Surgically removing a ganglion cyst is recommended when it interferes with movement, is painful, or causes numbness or tingling of the hand or fingers, according to WebMD. Surgically removing a ganglion cyst is recommended when it grows too large or can't be treated effectively by other options, such as aspiration, according to Healthline, or when it returns after aspiration or is unsightly, according to the American Academy of Orthopaedic Surgeons.
Ganglion cysts are common and harmless, according to the AAOS, and may not need any treatment at all. They may come and go quickly, and they can grow or shrink on their own. Non-medical treatment includes waiting for it to shrink on its own under observation and immobilizing the joint with a splint to keep it from increasing in size, as stated by the AAOS.
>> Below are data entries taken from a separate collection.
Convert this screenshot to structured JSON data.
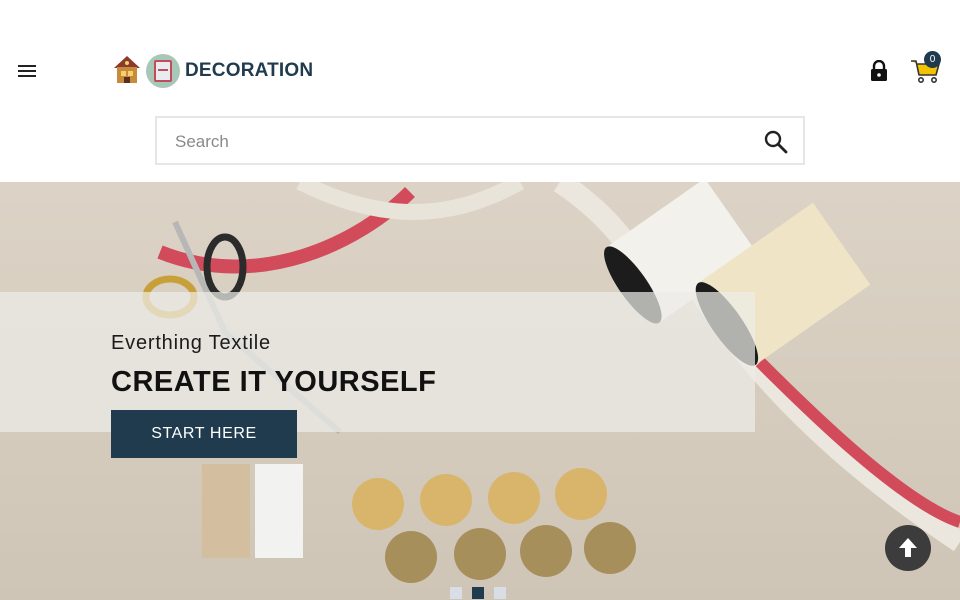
{
  "header": {
    "brand": "DECORATION",
    "cart_count": "0",
    "icons": [
      "menu-icon",
      "logo-icon",
      "lock-icon",
      "cart-icon"
    ]
  },
  "search": {
    "placeholder": "Search",
    "value": ""
  },
  "hero": {
    "subtitle": "Everthing Textile",
    "title": "CREATE IT YOURSELF",
    "cta_label": "START HERE",
    "slides_total": 3,
    "active_slide": 2
  },
  "colors": {
    "accent": "#1f3b4d",
    "logo_circle": "#a9c7b9",
    "back_to_top": "#3c3c3c"
  }
}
Aspiration, or withdrawing fluid from the cyst with a needle, is the first medical intervention of choice. Cysts may return after aspiration, and if they return three or more times, the success rate drops to between 30 and 50 percent, according to WebMD. Cysts don't tend to return after surgery because the entire cyst structure, including the "root" that supports the cyst, is removed, but there is still a small chance they can return, according to the AAOS.